Fellow Leave campaigner Michael Gove also welcomed the deal - as did Chancellor Philip Hammond, who had been pushing for a transition to soften the impact of Brexit.
The Irish leader Leo Varadkar has also given a "cautious welcome" to the speech. He is among the key players as leaving the EU could hit Irish trade to lead to hard borders on the Irish mainland.
However, critics said Mrs May's speech was "empty" and suggested the Government was still floundering to agree on a plan for Brexit.
Labour leader Jeremy Corbyn accused Mrs May and her Conservative Cabinet colleagues of spending more time "negotiating with each other" than with the EU.
"Fifteen months after the EU referendum the Government is still no clearer about what our long-term relationship with the EU will look like," he said."The only advance seems to be that the Prime Minister has listened to Labour and faced up to the reality that Britain needs a transition on the same basic terms to provide stability for businesses and workers."
Former Ukip leader Nigel Farage criticised Mrs May's vision for a softer Brexit than some had fought for, claiming Britain will leave the EU in "name only".
Liberal Democrat leader Sir Vince Cable said Mrs May was admitting the UK will have to pay a "hefty Brexit bill" which amounts to several billions of pounds.

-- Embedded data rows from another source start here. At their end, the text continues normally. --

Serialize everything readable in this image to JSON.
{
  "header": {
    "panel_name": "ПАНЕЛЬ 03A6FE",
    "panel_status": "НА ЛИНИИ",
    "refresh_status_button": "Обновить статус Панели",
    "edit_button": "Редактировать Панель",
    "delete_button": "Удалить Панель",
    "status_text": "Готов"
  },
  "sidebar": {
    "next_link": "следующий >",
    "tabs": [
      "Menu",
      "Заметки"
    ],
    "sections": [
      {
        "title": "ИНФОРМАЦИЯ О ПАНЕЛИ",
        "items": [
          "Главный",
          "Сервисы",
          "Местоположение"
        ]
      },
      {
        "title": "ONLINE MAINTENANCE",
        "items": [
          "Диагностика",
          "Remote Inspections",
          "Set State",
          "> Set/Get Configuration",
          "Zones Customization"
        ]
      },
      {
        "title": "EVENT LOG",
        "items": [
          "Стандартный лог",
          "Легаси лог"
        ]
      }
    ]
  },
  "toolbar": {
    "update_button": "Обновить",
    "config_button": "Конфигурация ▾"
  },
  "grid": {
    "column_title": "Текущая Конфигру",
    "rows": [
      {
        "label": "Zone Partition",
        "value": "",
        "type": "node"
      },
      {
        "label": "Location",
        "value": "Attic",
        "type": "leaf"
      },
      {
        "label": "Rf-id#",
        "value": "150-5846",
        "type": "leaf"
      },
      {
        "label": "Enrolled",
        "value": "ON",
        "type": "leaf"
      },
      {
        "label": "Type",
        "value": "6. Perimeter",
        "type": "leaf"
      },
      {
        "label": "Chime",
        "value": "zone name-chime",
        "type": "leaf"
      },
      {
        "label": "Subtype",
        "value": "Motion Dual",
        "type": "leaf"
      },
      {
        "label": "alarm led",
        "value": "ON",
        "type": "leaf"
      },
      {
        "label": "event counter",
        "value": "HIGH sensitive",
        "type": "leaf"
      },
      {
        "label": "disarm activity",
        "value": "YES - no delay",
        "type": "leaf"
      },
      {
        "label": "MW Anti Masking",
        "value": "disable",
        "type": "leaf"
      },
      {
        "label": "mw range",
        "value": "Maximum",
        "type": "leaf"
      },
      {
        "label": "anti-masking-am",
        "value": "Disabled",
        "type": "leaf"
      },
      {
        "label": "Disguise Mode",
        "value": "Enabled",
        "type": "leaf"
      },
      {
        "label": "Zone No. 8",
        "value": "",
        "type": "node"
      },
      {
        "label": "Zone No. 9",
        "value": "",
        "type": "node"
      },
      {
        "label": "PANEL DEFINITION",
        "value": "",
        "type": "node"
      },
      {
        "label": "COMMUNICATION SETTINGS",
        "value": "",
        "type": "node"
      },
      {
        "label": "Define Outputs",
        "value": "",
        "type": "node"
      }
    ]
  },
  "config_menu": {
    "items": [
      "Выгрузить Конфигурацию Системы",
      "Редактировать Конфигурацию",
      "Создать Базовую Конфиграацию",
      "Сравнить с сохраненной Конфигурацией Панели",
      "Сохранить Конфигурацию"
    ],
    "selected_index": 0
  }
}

He said: "Both the Conservatives and Labour have now essentially converged on the same position, which is to kick the can down the road and simply delay the economic pain caused by an extreme Brexit."
Among EU politicians there were also mixed responses.
In the first response by a European leader to the speech, French President Emmanuel Macron said that while he welcomed Mrs May's "willingness" to move forward, more progress was needed on the rights of EU citizens in Britain and the border with Ireland as well as the so-called "divorce settlement" in order to move forward.
Guy Verhofstadt, the European Parliament’s Brexit coordinator, said the UK's position is "becoming more realistic".
However he warned that the UK cannot "cherry pick" EU rights and responsibilities during a transition period and added much more work is needed on a final agreement.
Manfred Weber, leader of the centre-right European People's Party in the European Parliament and a key ally of German Chancellor Angela Merkel, said the UK position was still unclear.
"I am even more concerned now," he said. "The clock is ticking and time is running faster than the government believes in London."